JIM LEHRER: The tragic floods in Mozambique. We begin with two reports from Independent Television News. The first is by Mark Austin.
MARK AUSTIN: In flooded village after flooded village here, there are dramatic rescues and extraordinary stories. A South African military helicopter lowers a crewman into a tree, where he discovers a 22-year-old woman has given birth to a baby daughter just minutes earlier. A medic was lowered to tend to the woman and to cut the umbilical cord. And soon the mother, Sofia Pedro, and her newborn daughter are winched to safety. She'd been trapped in the tree since Sunday night. She was dropped off in the nearest town. The baby was alive and well, and both mother and daughter were taken to a hospital.
CAPT. KRISTOPH BERLYN, South African Helicopter Pilot: For the baby's first bit of luck, it's quite a thing to be winched out of a tree in your first hour of life.
MARK AUSTIN: The rescue effort is gathering pace here and not before time -- more helicopters, more crews and more hope at last for thousands of people who have watched their world washed away. The trees of Mozambique have proved lifesavers for countless families here. And it was from those trees today that rescue teams continued to lift survivors.
The rescued stagger off the helicopters. Many are traumatized, ill or injured. This is how desperately one woman was clinging to the branches of a tree. And so many more are still marooned. We flew over one almost totally submerged village. These people have not been rescued for three days now. They have little food left and no fresh water. Their dead cattle float in the muddy and now-contaminated waters, which stretch for mile after mile around them.

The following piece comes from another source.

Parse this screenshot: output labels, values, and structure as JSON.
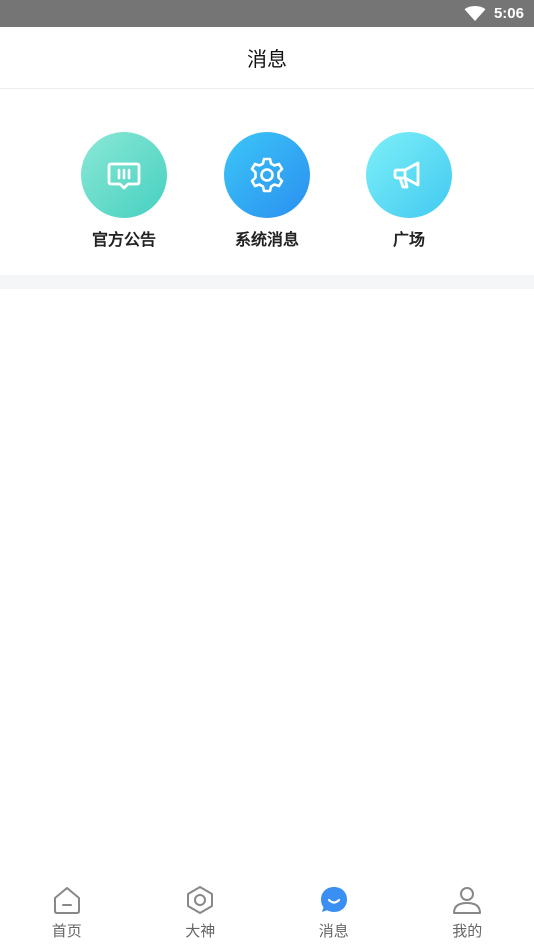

The problem is that the rescue helicopters are operating elsewhere.
ROBERT MOORE: The aid effort is only slowly winding up. On the tarmac of Maputo Airport, the American Air Force brought in supplies: Tents, blankets and some food and water. Mozambique is under huge pressure, for even when the waters subside, the bridges, the roads, the fragile infrastructure has been swept away in the floodwaters. This is a short-term drama before the water recedes. It is also a disaster for years to come. The country's president knows the scale of the task ahead. Up to a million people, he said, are on the move.
ROBERT MOORE: Do you feel that the international community is coming in too late and with too little?
PRESIDENT JOAQUIM CHISSANO, Mozambique: Well, not too late, but slowly -- because we had the first responses when we made the first appeal. We also did not put big figures, but, anyway, there were some responses, and now it's increasing, but slowly.
ROBERT MOORE: The people of Mozambique now face disease and hunger, while the international response remains scarcely visible out here in the middle reaches of the Limpopo River. The death toll can only be guessed at, but the ongoing tragedy is clear.